> What the task requires
What number of lines in the listing contain "label"? Answer with that number only.
[[ Raw data open ]]
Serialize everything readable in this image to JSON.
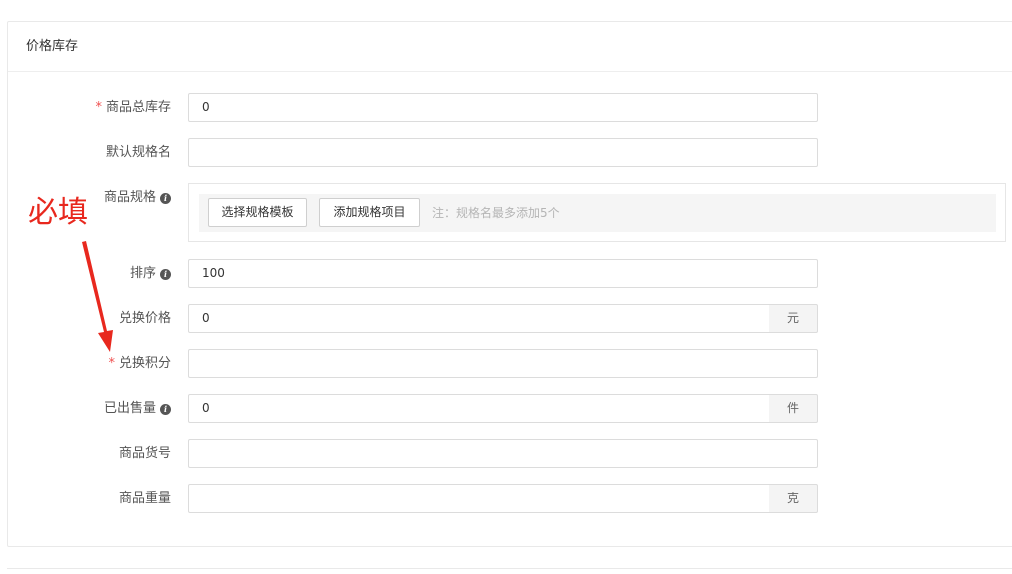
{
  "section": {
    "title": "价格库存"
  },
  "fields": {
    "total_stock": {
      "label": "商品总库存",
      "required_mark": "*",
      "value": "0"
    },
    "default_spec_name": {
      "label": "默认规格名",
      "value": ""
    },
    "spec": {
      "label": "商品规格",
      "info_icon": "i",
      "select_template_button": "选择规格模板",
      "add_item_button": "添加规格项目",
      "note": "注：规格名最多添加5个"
    },
    "sort": {
      "label": "排序",
      "info_icon": "i",
      "value": "100"
    },
    "exchange_price": {
      "label": "兑换价格",
      "value": "0",
      "unit": "元"
    },
    "exchange_points": {
      "label": "兑换积分",
      "required_mark": "*",
      "value": ""
    },
    "sold_count": {
      "label": "已出售量",
      "info_icon": "i",
      "value": "0",
      "unit": "件"
    },
    "product_code": {
      "label": "商品货号",
      "value": ""
    },
    "weight": {
      "label": "商品重量",
      "value": "",
      "unit": "克"
    }
  },
  "annotation": {
    "text": "必填",
    "color": "#e8281e"
  },
  "colors": {
    "required": "#ef4f4f",
    "border": "#dcdcdc",
    "addon_bg": "#f4f4f4"
  }
}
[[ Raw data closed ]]
> Expected answer
9